Making sense of Unrelated Business Income Taxes (UBIT) in regard to churches.
At StartCHURCH, we encourage pastors and ministry leaders to expand their horizons when they think about how to fund their organization. Often, we see churches and ministries find alternative ways to generate income instead of solely relying on donations. In fact, a common question we are asked at StartCHURCH is, “Can my ministry rent out space in our building to generate additional income?”
Many churches purchase a building to conduct their activities and services and then realize that some of the space in the building isn’t always being used. A great way for the church to generate additional income is to rent out that extra space for use by community members and other organizations.
While this is common, the income from this activity may be considered unrelated business income by the IRS, and thus subject to unrelated business income tax (UBIT).
Before we get into the specifics on renting out property, let’s take a look at what unrelated business income tax is.
IRS Publication 598 defines unrelated business income as “the income from a trade or business regularly conducted by an exempt organization and not substantially related to the performance by the organization of its exempt purpose or function.”
Now let’s take a look at how the IRS views income derived from renting out church property.
When it comes to income derived from property being rented out, the way that income is viewed by the IRS greatly depends on whether the church owns the property outright or if the property is debt-financed.
Debt-financed property is defined by the IRS as, “Any property held to produce income for which there is an acquisition indebtedness at any time during the tax year. It includes rental real estate, tangible personal property, and corporate stock.”

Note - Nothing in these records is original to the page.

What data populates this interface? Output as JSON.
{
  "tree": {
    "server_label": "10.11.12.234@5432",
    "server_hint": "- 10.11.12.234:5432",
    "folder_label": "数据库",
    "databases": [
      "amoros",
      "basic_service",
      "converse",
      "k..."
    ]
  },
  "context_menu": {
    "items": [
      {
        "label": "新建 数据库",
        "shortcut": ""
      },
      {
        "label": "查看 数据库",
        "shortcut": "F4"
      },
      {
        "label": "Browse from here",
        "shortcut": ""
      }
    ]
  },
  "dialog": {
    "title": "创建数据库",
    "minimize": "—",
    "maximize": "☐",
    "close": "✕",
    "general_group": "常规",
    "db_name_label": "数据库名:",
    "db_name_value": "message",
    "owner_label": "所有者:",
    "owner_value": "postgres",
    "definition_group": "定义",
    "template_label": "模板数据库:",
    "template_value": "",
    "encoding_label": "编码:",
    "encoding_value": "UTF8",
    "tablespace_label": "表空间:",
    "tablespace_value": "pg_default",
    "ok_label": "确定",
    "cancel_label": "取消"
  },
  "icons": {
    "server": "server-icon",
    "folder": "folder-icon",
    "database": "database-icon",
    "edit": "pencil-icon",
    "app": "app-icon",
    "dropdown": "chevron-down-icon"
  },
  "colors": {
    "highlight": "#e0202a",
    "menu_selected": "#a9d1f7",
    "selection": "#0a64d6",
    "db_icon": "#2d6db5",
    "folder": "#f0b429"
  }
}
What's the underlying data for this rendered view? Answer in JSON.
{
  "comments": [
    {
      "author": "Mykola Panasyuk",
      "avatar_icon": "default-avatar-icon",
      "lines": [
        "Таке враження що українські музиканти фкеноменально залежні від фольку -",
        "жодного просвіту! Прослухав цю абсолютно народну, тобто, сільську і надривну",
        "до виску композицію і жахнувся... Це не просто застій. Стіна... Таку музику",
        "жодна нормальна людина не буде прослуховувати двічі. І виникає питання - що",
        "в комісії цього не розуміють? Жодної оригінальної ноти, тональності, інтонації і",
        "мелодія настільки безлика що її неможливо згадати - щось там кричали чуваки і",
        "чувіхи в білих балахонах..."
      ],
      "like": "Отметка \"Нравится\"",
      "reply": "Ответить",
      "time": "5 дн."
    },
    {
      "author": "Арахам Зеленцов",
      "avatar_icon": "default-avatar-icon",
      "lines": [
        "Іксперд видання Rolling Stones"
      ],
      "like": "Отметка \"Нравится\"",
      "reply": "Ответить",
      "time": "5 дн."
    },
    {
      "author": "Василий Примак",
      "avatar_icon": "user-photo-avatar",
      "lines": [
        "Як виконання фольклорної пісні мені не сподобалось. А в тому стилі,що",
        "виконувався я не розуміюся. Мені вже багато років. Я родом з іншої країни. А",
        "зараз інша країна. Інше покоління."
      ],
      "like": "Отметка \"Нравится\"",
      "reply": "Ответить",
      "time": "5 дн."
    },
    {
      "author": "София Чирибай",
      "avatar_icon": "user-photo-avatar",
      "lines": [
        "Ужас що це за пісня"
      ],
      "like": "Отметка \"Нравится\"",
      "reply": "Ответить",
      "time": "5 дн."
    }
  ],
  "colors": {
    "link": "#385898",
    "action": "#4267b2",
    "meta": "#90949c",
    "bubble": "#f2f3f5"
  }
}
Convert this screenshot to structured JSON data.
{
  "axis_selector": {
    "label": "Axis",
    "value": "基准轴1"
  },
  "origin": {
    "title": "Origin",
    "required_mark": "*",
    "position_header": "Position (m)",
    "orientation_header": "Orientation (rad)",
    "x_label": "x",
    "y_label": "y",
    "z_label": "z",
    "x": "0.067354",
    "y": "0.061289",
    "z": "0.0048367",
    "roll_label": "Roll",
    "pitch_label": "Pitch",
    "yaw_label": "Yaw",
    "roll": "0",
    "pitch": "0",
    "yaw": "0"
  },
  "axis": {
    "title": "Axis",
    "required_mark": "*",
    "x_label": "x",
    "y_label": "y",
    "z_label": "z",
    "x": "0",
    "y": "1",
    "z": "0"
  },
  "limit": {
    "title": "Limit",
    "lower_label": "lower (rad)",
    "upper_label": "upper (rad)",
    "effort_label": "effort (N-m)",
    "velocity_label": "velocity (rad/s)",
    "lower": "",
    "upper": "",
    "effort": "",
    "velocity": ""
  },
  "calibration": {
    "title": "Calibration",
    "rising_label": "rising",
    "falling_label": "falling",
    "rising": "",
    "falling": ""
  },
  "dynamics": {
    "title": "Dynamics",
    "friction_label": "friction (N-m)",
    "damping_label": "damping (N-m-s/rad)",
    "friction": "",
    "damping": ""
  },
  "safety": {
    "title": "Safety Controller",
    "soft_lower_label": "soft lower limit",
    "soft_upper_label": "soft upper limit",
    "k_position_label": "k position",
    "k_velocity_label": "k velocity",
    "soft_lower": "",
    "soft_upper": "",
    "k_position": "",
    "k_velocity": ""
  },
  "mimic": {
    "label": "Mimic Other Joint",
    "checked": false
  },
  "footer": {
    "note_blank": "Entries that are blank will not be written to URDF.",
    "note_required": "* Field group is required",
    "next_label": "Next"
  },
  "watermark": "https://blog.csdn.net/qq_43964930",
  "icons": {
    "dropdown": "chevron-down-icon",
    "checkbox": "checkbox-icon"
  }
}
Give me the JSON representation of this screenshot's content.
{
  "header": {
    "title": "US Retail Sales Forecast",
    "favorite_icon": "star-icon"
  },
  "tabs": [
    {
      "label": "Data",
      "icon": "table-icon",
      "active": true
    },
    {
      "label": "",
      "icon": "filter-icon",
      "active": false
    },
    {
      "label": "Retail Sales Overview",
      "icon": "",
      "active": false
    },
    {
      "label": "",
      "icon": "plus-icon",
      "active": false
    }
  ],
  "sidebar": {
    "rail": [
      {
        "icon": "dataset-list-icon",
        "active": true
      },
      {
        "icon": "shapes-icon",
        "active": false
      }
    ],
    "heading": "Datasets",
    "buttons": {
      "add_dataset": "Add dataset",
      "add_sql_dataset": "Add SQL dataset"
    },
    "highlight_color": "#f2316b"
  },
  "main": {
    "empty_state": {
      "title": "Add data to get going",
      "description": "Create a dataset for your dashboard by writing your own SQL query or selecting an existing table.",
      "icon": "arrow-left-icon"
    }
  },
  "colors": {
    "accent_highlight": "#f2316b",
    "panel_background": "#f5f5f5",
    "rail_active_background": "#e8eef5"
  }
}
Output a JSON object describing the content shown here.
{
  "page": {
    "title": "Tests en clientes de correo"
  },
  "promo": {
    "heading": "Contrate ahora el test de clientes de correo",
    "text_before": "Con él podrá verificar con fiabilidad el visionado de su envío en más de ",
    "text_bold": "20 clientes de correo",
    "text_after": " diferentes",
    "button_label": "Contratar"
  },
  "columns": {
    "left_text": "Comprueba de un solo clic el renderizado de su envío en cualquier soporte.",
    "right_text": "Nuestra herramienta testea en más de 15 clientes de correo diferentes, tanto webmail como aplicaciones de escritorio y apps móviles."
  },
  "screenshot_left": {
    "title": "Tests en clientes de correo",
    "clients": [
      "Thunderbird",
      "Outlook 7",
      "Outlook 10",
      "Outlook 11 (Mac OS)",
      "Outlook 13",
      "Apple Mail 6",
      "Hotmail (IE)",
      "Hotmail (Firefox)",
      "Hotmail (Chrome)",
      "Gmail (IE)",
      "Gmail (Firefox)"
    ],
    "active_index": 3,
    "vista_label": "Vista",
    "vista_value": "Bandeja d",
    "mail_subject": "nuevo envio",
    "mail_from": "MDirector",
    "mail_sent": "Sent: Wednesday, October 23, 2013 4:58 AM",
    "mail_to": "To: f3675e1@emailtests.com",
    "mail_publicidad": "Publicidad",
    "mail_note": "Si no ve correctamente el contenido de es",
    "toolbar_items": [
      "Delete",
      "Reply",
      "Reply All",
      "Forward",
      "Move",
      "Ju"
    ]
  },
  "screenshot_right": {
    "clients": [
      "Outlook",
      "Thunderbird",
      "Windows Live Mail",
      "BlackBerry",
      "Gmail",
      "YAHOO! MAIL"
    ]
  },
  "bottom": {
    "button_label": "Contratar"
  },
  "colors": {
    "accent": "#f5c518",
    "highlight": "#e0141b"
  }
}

In other words, if your organization’s building is mortgaged and you rent a portion of it out to another organization, then the rental income you receive from that activity is subject to unrelated business income tax.
However, there is an exception to this rule. Certain property, even though debt-financed, will be exempt from treatment as debt-financed property.
“If substantially all (85% or more) of the use of any property is substantially related to an organization’s exempt purposes, the property isn’t treated as debt-financed property.” —IRS Publication 598
Real Property vs. Personal Property
We have discussed what happens when a ministry rents out mortgaged property, but what about whenever the ministry owns the building or property outright?
IRS Publication 598 states: “The rules for debt-financed property don’t apply to rents from personal property, certain passive income from controlled organizations, and other amounts that are required by other rules to be included in computing UBTI.”
If the church owns it’s own building outright, then it is considered real property to the church.
Real property includes land and permanent structures, as well as their structural components.
Any income derived from real property is considered passive income. This type of income is excluded when computing UBIT and therefore, is not taxable to the church.
However, there is a difference between real property and personal property.
Personal property is any property other than real estate. The distinguishing factor between real property and personal property is that personal property is movable/not fixed permanently to one location.
Some examples of rentable personal property may include items like instruments, sound equipment, chairs and tables. Any income derived from the rent of personal property is considered UBI, and therefore is taxable to the church.
If your church’s unrelated trade or business constitutes more than an “insubstantial” part of its activities, then your church’s tax-exempt status will be in jeopardy of being revoked.
Rather than taking this risk, the best answer to this potential problem for your church is to start a for-profit arm. In short, a for-profit arm is a business venture of which your church is a majority shareholder. In return, the for-profit arm pays the church profits in the form of tax-free dividends.
We advocate the concept of ecclesiastical entrepreneurism as a necessary component of church life and its impact on the community. To start and run a ministry-owned business is to break out of the traditional methods used in times past and to begin carving a new way of doing church business. The days of churches depending solely on giving are over.
So, what do you do whenever the income your church is generating is considered UBI?
Filing Form 990-T
When any tax-exempt organization derives income from an unrelated trade or business, including the renting out of its facilities, then it must file an income tax return using Form 990-T. Keep in mind that filing Form 990-T is only required if your church receives $1,000 or more in gross income from an unrelated trade or business.
Like other Form 990s, Form 990-T must be filed no later than the fifteenth day of the fifth month of your church’s fiscal year. In most instances, this date will be May 15. However, if, for example, your church’s fiscal year happens to begin on July 1 and end on June 30, then your Form 990-T would be due no later than November 15.
If you expect your church’s unrelated business income tax liability for the year to be $500 or more, then you will need to use Form 990-W to calculate estimated taxes. You can pay these taxes in quarterly installments.
If your church’s fiscal year is the same as the calendar year, then your quarterly estimated payments should be made by April 15, June 15, Sept. 15 and Dec. 15.
According to the instructions of Form 990-W, failure to pay the estimated tax on time may result in an underpayment penalty for the period of the underpayment. If your church ends up overpaying its estimated unrelated business income tax, then you may apply for a “quick refund” using Form 4466. Generally, you can do this if your overpayment is a least 10% of your estimated income tax liability for the year, and it is at least $500.
This article was first published on StartChurch.com. Used by permission.